Protest planned to save Smith House

Supporters say building was birthplace of the American Revolution

February 03, 2011|By ROXANN MILLER |
  • In this 2010, file photo, Karen Ramsburg, now former president of the Committee to Save the Justice William Smith House, is shown standing near the 275-year-old Mercersburg home shown in the background. With demolition set to begin early next week, members of the Committee to Save the Justice William Smith House are planning to stage a peaceful, three-day protest in hopes of buying time for the historic structure.
Herald-Mail file photo

MERCERSBURG, Pa. — With demolition set to begin early next week, members of the Committee to Save the Justice William Smith House are planning to stage a peaceful, three-day protest in hopes of buying  time for the historic structure.

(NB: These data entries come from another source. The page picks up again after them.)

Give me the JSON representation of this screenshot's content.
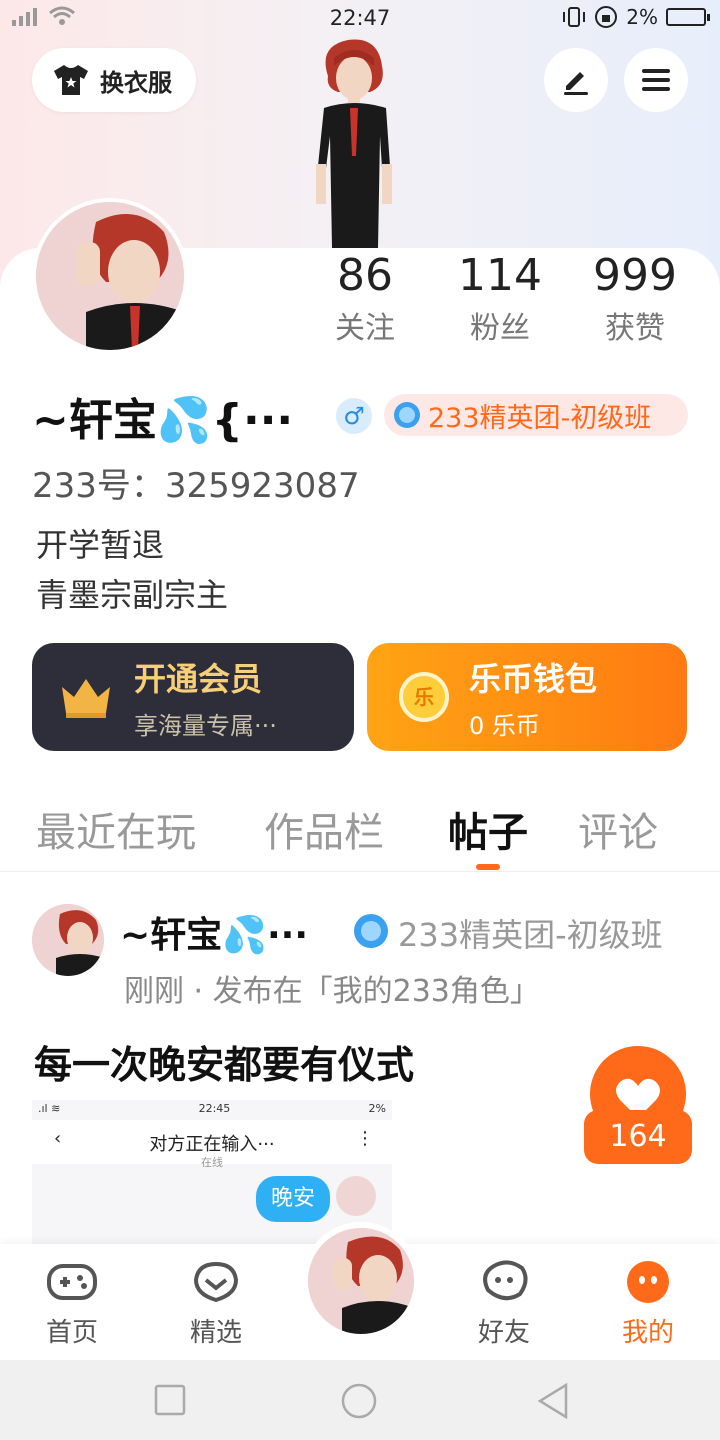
{
  "status_bar": {
    "time": "22:47",
    "battery": "2%"
  },
  "header": {
    "outfit_button": "换衣服"
  },
  "profile": {
    "stats": [
      {
        "value": "86",
        "label": "关注"
      },
      {
        "value": "114",
        "label": "粉丝"
      },
      {
        "value": "999",
        "label": "获赞"
      }
    ],
    "name": "~轩宝💦{···",
    "gender_symbol": "♂",
    "team_badge": "233精英团-初级班",
    "account_id": "233号：325923087",
    "bio_line1": "开学暂退",
    "bio_line2": "青墨宗副宗主"
  },
  "cards": {
    "vip_title": "开通会员",
    "vip_sub": "享海量专属···",
    "wallet_title": "乐币钱包",
    "wallet_balance": "0 乐币",
    "coin_glyph": "乐"
  },
  "tabs": [
    "最近在玩",
    "作品栏",
    "帖子",
    "评论"
  ],
  "post": {
    "author": "~轩宝💦···",
    "team": "233精英团-初级班",
    "meta": "刚刚 · 发布在「我的233角色」",
    "title": "每一次晚安都要有仪式",
    "likes": "164",
    "image": {
      "time": "22:45",
      "battery": "2%",
      "chat_title": "对方正在输入···",
      "chat_sub": "在线",
      "bubble": "晚安"
    }
  },
  "bottom_nav": [
    "首页",
    "精选",
    "好友",
    "我的"
  ],
  "colors": {
    "accent": "#ff6a1a",
    "vip_bg": "#2e2d3a",
    "vip_gold": "#f7cf78"
  }
}
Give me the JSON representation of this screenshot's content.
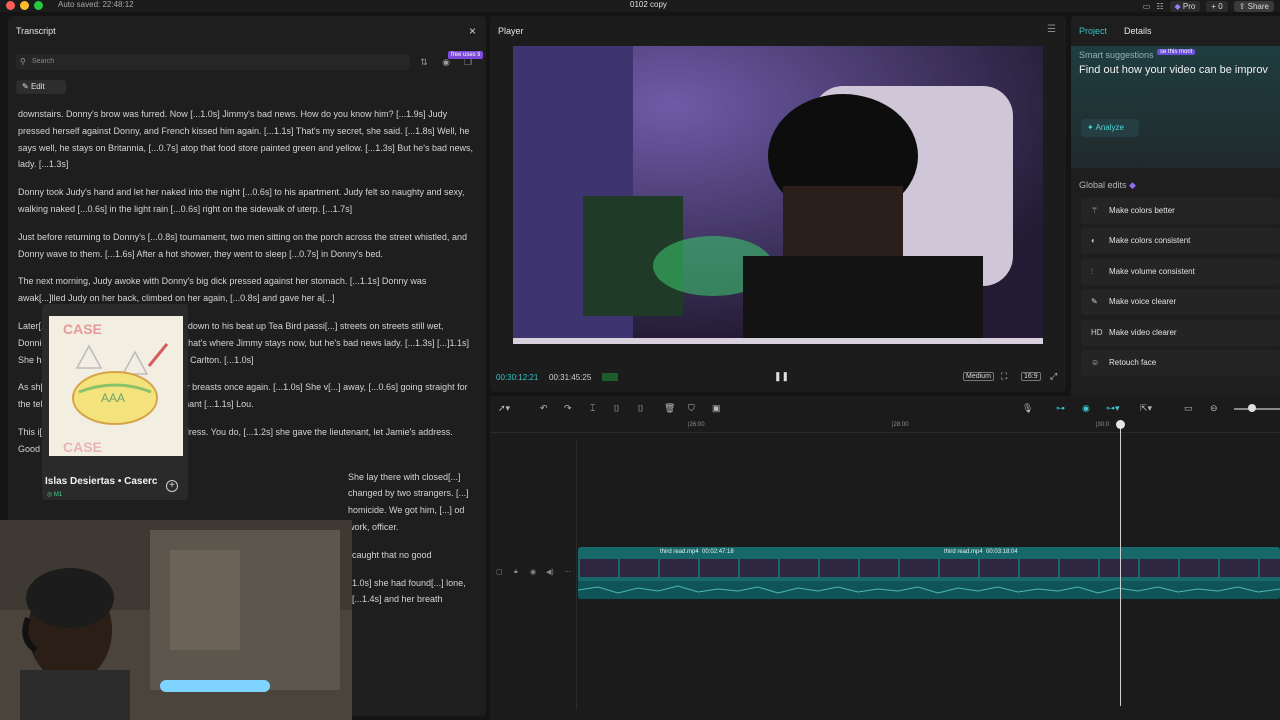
{
  "titlebar": {
    "autosaved": "Auto saved: 22:48:12",
    "doc_title": "0102 copy",
    "pro_label": "Pro",
    "count_label": "0",
    "share_label": "Share"
  },
  "transcript": {
    "title": "Transcript",
    "search_placeholder": "Search",
    "free_badge": "free uses ti",
    "edit_label": "Edit",
    "paragraphs": [
      "downstairs. Donny's brow was furred. Now [...1.0s] Jimmy's bad news. How do you know him? [...1.9s] Judy pressed herself against Donny, and French kissed him again. [...1.1s] That's my secret, she said. [...1.8s] Well, he says well, he stays on Britannia, [...0.7s] atop that food store painted green and yellow. [...1.3s] But he's bad news, lady. [...1.3s]",
      "Donny took Judy's hand and let her naked into the night [...0.6s] to his apartment. Judy felt so naughty and sexy, walking naked [...0.6s] in the light rain [...0.6s] right on the sidewalk of uterp. [...1.7s]",
      "Just before returning to Donny's [...0.8s] tournament, two men sitting on the porch across the street whistled, and Donny wave to them. [...1.6s] After a hot shower, they went to sleep [...0.7s] in Donny's bed.",
      "The next morning, Judy awoke with Donny's big dick pressed against her stomach. [...1.1s] Donny was awak[...]lled Judy on her back, climbed on her again, [...0.8s] and gave her a[...]",
      "Later[...] a T-shirt after, [...1.1s] and let her down to his beat up Tea Bird passi[...] streets on streets still wet, Donnie pointed to a wooden build[...]said, that's where Jimmy stays now, but he's bad news lady. [...1.3s] [...]1.1s] She had him [...1.4s] let her out on [...1.6s] Carlton. [...1.0s]",
      "As sh[...]ched over and [...0.8s] fondled her breasts once again. [...1.0s] She v[...] away, [...0.6s] going straight for the telephone. Judy called homi[...]r lieutenant [...1.1s] Lou.",
      "This i[...] patrol. I have Jimmy Walker's address. You do, [...1.2s] she gave the lieutenant, let Jamie's address. Good work. I'll let you know if we get him.",
      "She lay there with closed[...] changed by two strangers. [...] homicide. We got him, [...] od work, officer.",
      "caught that no good",
      "1.0s] she had found[...] lone, [...1.4s] and her breath"
    ]
  },
  "album": {
    "title": "Islas Desiertas • Caserc",
    "subtitle": "M1"
  },
  "player": {
    "title": "Player",
    "time_current": "00:30:12:21",
    "time_total": "00:31:45:25",
    "quality": "Medium",
    "ratio": "16:9"
  },
  "right_panel": {
    "tab_project": "Project",
    "tab_details": "Details",
    "smart_label": "Smart suggestions",
    "smart_badge": "se this mont",
    "smart_headline": "Find out how your video can be improv",
    "analyze_label": "Analyze",
    "global_edits_label": "Global edits",
    "items": [
      {
        "icon": "wand-icon",
        "label": "Make colors better"
      },
      {
        "icon": "palette-icon",
        "label": "Make colors consistent"
      },
      {
        "icon": "sliders-icon",
        "label": "Make volume consistent"
      },
      {
        "icon": "mic-icon",
        "label": "Make voice clearer"
      },
      {
        "icon": "hd-icon",
        "label": "Make video clearer"
      },
      {
        "icon": "face-icon",
        "label": "Retouch face"
      }
    ]
  },
  "timeline": {
    "ruler": [
      "|26:00",
      "|28:00",
      "|30:0"
    ],
    "clip_labels": [
      {
        "name": "third read.mp4",
        "duration": "00:02:47:18"
      },
      {
        "name": "third read.mp4",
        "duration": "00:03:18:04"
      }
    ]
  },
  "colors": {
    "accent": "#35c3c8",
    "clip": "#17686a",
    "badge": "#7b4bdb"
  }
}
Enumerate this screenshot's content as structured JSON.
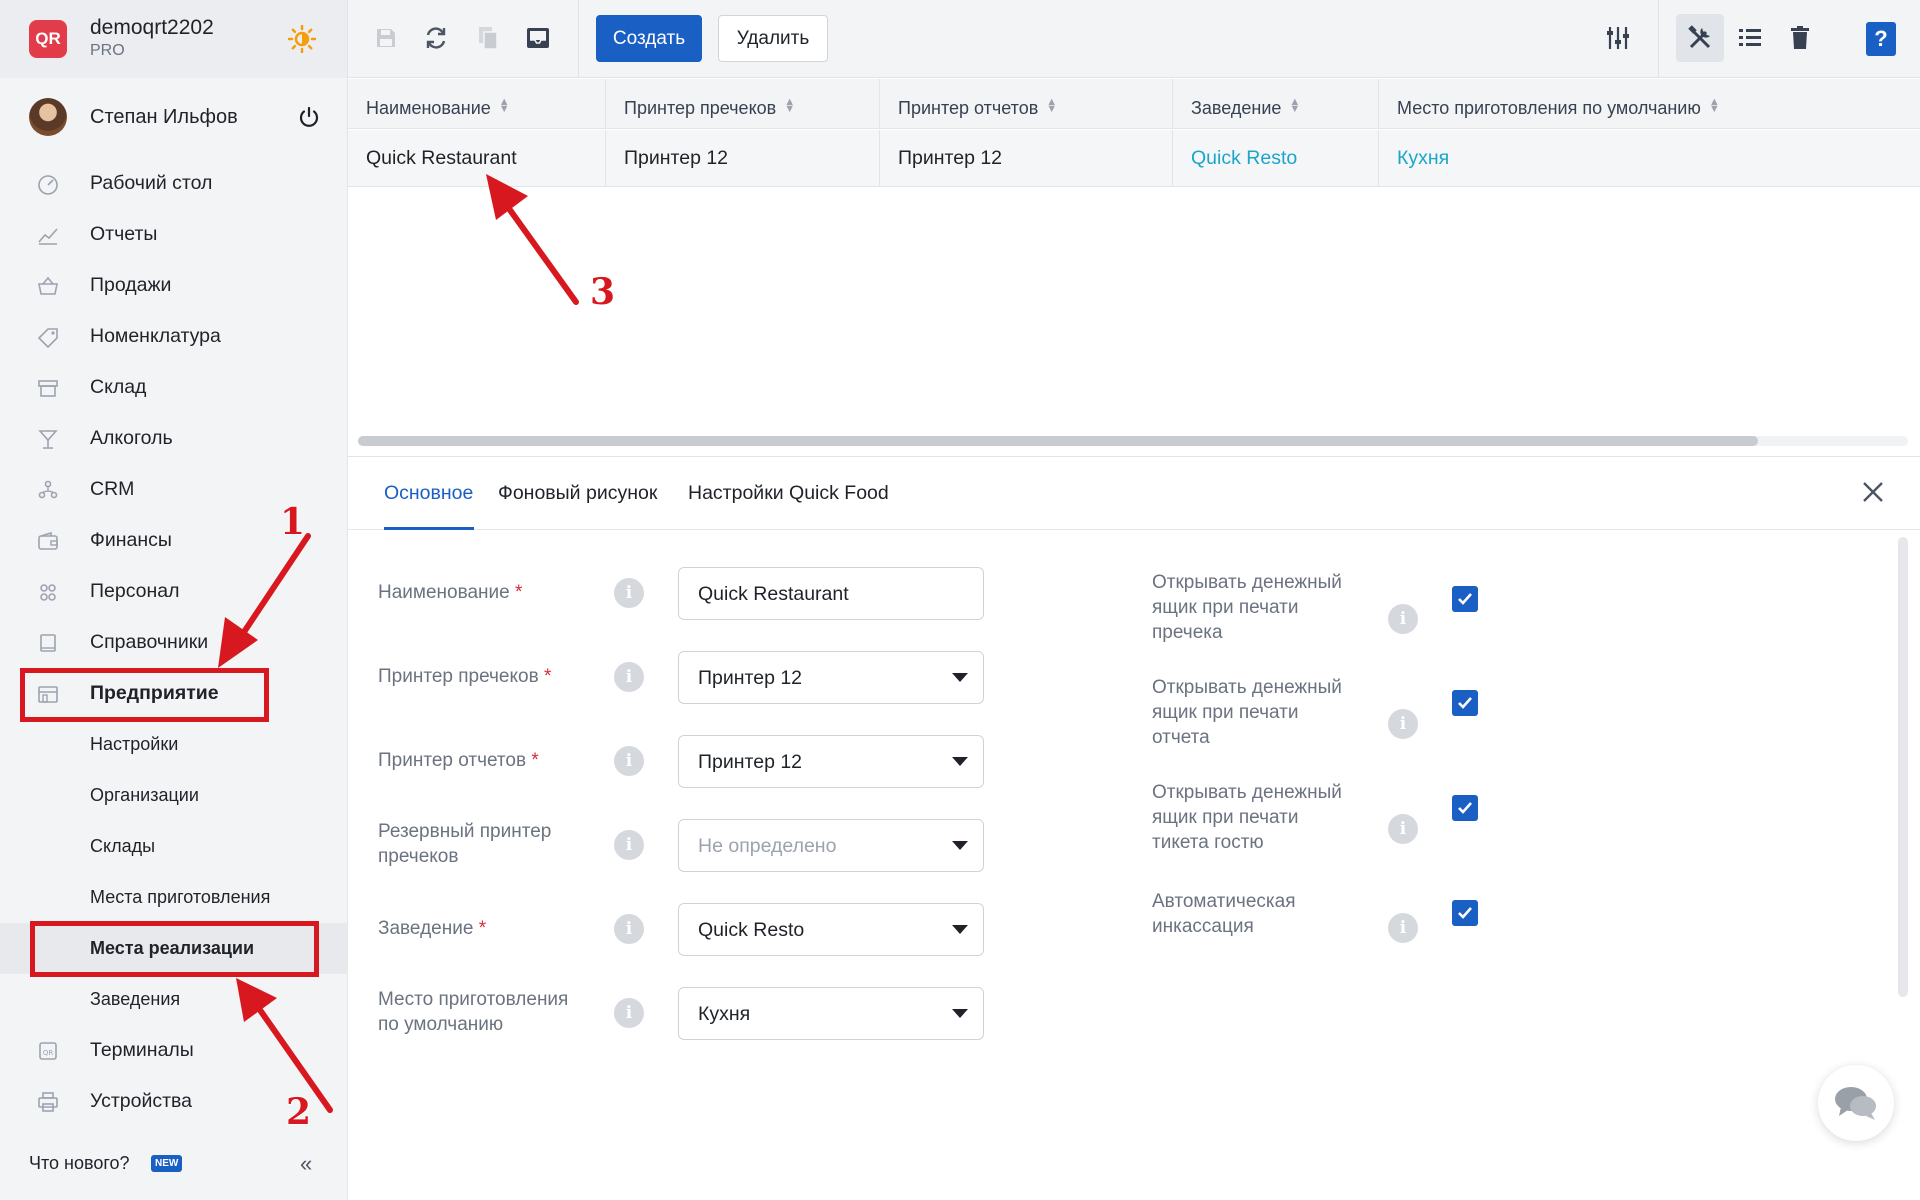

"This is a real treasure. I think we're down to the last wire now," said Karen Ramsburg, former president of the Committee to Save the Justice William Smith House.

Demolition of the house, which dates back to the mid-1700s, is set for Monday, according to John Szajna, of Chambersburg, Pa., the attorney for the board of directors of the Mercersburg Montgomery Peters and Warren Volunteer Fire Co., which owns the house.

The fire department purchased the property adjacent to the fire department, at 11 Veterans Way, a block off Main Street, in 2009 for future expansion of the firehouse, additional parking, a bunk area and amenities designed to recruit younger volunteers, fire officials said previously.

Desperate to save the house from the wrecking ball, Ramsburg and other members of the committee are staging a peaceful protest at the front of the Smith House on Saturday, Sunday and Monday, beginning at 8 a.m. each day.

Szajna said Smith House supporters had ample time to work out an arrangement with the fire board.

"The fire board has been more than patient with this group or groups of people. We have given them every opportunity, and all we get is rhetoric and nothing concrete. They don't come up with anything," Szajna said.

He said the fire company needs the space to expand, but exact plans haven't been prepared. Parking is just a temporary step before expansion, he said.

But Ramsburg and other supporters of the Smith House said they have a proposal from Dr. Paul Orange of Fayetteville, Pa.

Orange offered to buy the house for $100, plus the $19,400 that it was going to cost to demolish the house, and move it to another location for about $100,000 — all at his own expense.

But Orange said the fire board and its attorney have been "stonewalling" him so far.

"I put down $10,000 in cash of my own money in an escrow account with a neutral attorney, and their (the fire board's) attorney is well aware of that money being there," Orange said.

"I want to sit down and say, 'What's the best way we can resolve this issue?' Plus, I'm going to save you money in the long run because you're not going to have to pay the cost to take it down, and with the way today's economy is today, who wouldn't want to save $19,400?" he said.

Szajna denied stonewalling anyone.

"Since November, Dr. Orange has failed to reply to a proposal that I sent him. He has done nothing," Szajna said. "We told him that speed was of the essence, and time has gone by, and he has sat on his laurels and has done nothing."

With the asbestos to be removed today, Szajna said nothing would stop the demolition from taking place on Monday.

"It is not going to stop us from moving forward," Szajna said.

Birth of the Revolution

Research points to the historical significance of the Smith House as the meeting place where, over a nine-month period, the first armed resistance against British rule was organized in 1765, Ramsburg said previously.

"The Pennsylvania frontier was the American Revolution, and Smith's rebellion gave rise to ideas that would later impact our U.S. Bill of Rights Second Amendment right to bear arms," she said.

"We're asking everyone to support saving the birthplace of the American Revolution and the Birthplace of the Second Amendment Right to Bear Arms to attend the protest," Ramsburg said. "This house symbolizes the American dream in 1765, and to destroy it would be an assault on every middle-class American value from our right to defend ourselves to our right to safety and security."

Orange said once the Smith House is gone, a piece of history is lost forever.

"If this goes down, we all lose — this county loses, the state loses, my daughter loses — because the history of this place will rewrite the history book of the Revolution," Orange said. "It didn't start in Boston. It started here. We have the claim that the Revolutionary War started here. The Second Amendment started right here."

Ultimately, supporters of the Smith House want to move it either across the street from its current location to the former Exxon gas station owned by the First National Bank of Mercersburg, or to property owned by the VFW.

However, both Ramsburg and Orange said the first step is to acquire the house.

"We can't make any deals with anybody unless we have possession of the house. They've been fighting back and forth about this for two years, and I'm sure the fire board is getting ticked off and tempers are flying — but I'm trying to do what is right for the county, for history and for the country," Orange said.

The Herald-Mail Articles